------ Dataset extract ------

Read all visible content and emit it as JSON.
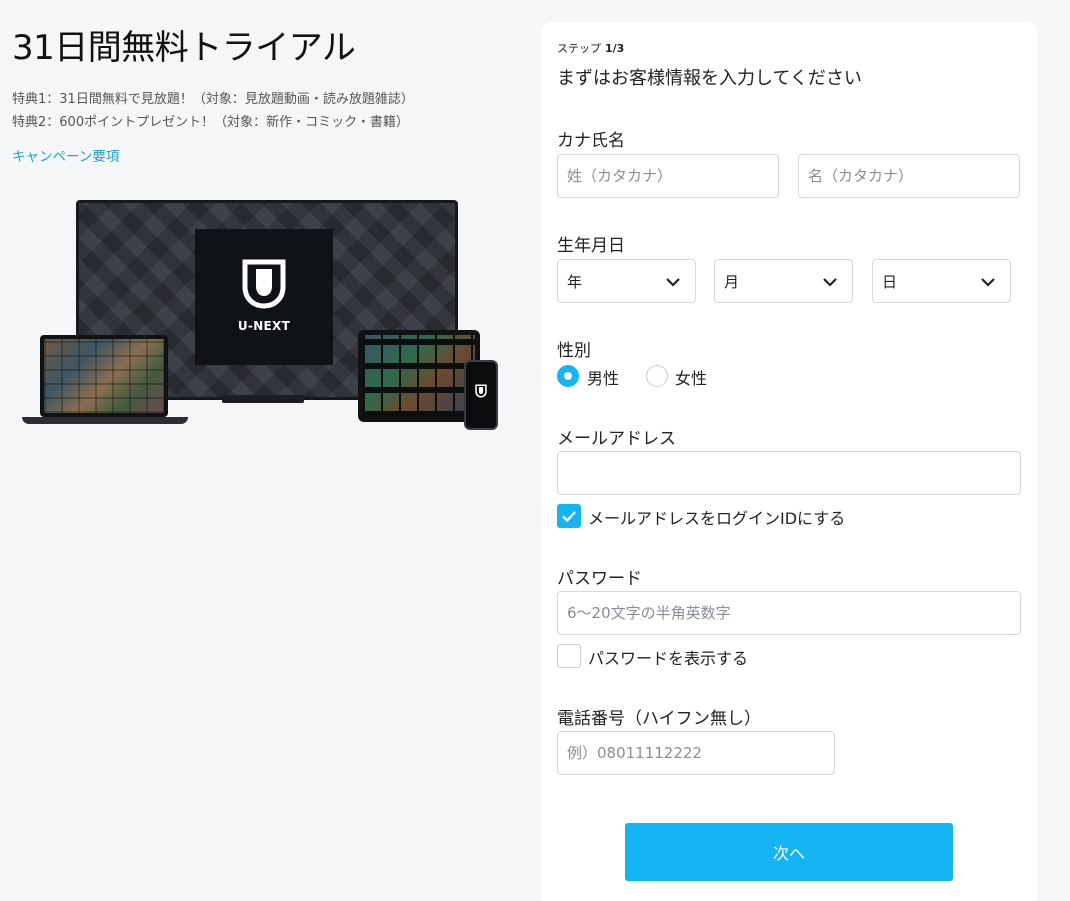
{
  "promo": {
    "title": "31日間無料トライアル",
    "perk1": "特典1：31日間無料で見放題！（対象：見放題動画・読み放題雑誌）",
    "perk2": "特典2：600ポイントプレゼント！（対象：新作・コミック・書籍）",
    "campaign_link": "キャンペーン要項",
    "brand_logo_text": "U-NEXT"
  },
  "form": {
    "step_label": "ステップ",
    "step_value": "1/3",
    "heading": "まずはお客様情報を入力してください",
    "kana_label": "カナ氏名",
    "kana_last_placeholder": "姓（カタカナ）",
    "kana_first_placeholder": "名（カタカナ）",
    "birth_label": "生年月日",
    "birth_year": "年",
    "birth_month": "月",
    "birth_day": "日",
    "gender_label": "性別",
    "gender_male": "男性",
    "gender_female": "女性",
    "gender_selected": "男性",
    "email_label": "メールアドレス",
    "email_value": "",
    "email_as_login_label": "メールアドレスをログインIDにする",
    "email_as_login_checked": true,
    "password_label": "パスワード",
    "password_placeholder": "6〜20文字の半角英数字",
    "show_password_label": "パスワードを表示する",
    "show_password_checked": false,
    "phone_label": "電話番号（ハイフン無し）",
    "phone_placeholder": "例）08011112222",
    "next_button": "次へ"
  },
  "colors": {
    "accent": "#14b5f2",
    "link": "#1aa3d6",
    "background": "#f5f6f8"
  }
}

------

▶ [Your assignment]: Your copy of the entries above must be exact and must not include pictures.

▶ [Answer for the task]:
Read all visible content and emit it as JSON.
{
  "promo": {
    "title": "31日間無料トライアル",
    "perk1": "特典1：31日間無料で見放題！（対象：見放題動画・読み放題雑誌）",
    "perk2": "特典2：600ポイントプレゼント！（対象：新作・コミック・書籍）",
    "campaign_link": "キャンペーン要項",
    "brand_logo_text": "U-NEXT"
  },
  "form": {
    "step_label": "ステップ",
    "step_value": "1/3",
    "heading": "まずはお客様情報を入力してください",
    "kana_label": "カナ氏名",
    "kana_last_placeholder": "姓（カタカナ）",
    "kana_first_placeholder": "名（カタカナ）",
    "birth_label": "生年月日",
    "birth_year": "年",
    "birth_month": "月",
    "birth_day": "日",
    "gender_label": "性別",
    "gender_male": "男性",
    "gender_female": "女性",
    "gender_selected": "男性",
    "email_label": "メールアドレス",
    "email_value": "",
    "email_as_login_label": "メールアドレスをログインIDにする",
    "email_as_login_checked": true,
    "password_label": "パスワード",
    "password_placeholder": "6〜20文字の半角英数字",
    "show_password_label": "パスワードを表示する",
    "show_password_checked": false,
    "phone_label": "電話番号（ハイフン無し）",
    "phone_placeholder": "例）08011112222",
    "next_button": "次へ"
  },
  "colors": {
    "accent": "#14b5f2",
    "link": "#1aa3d6",
    "background": "#f5f6f8"
  }
}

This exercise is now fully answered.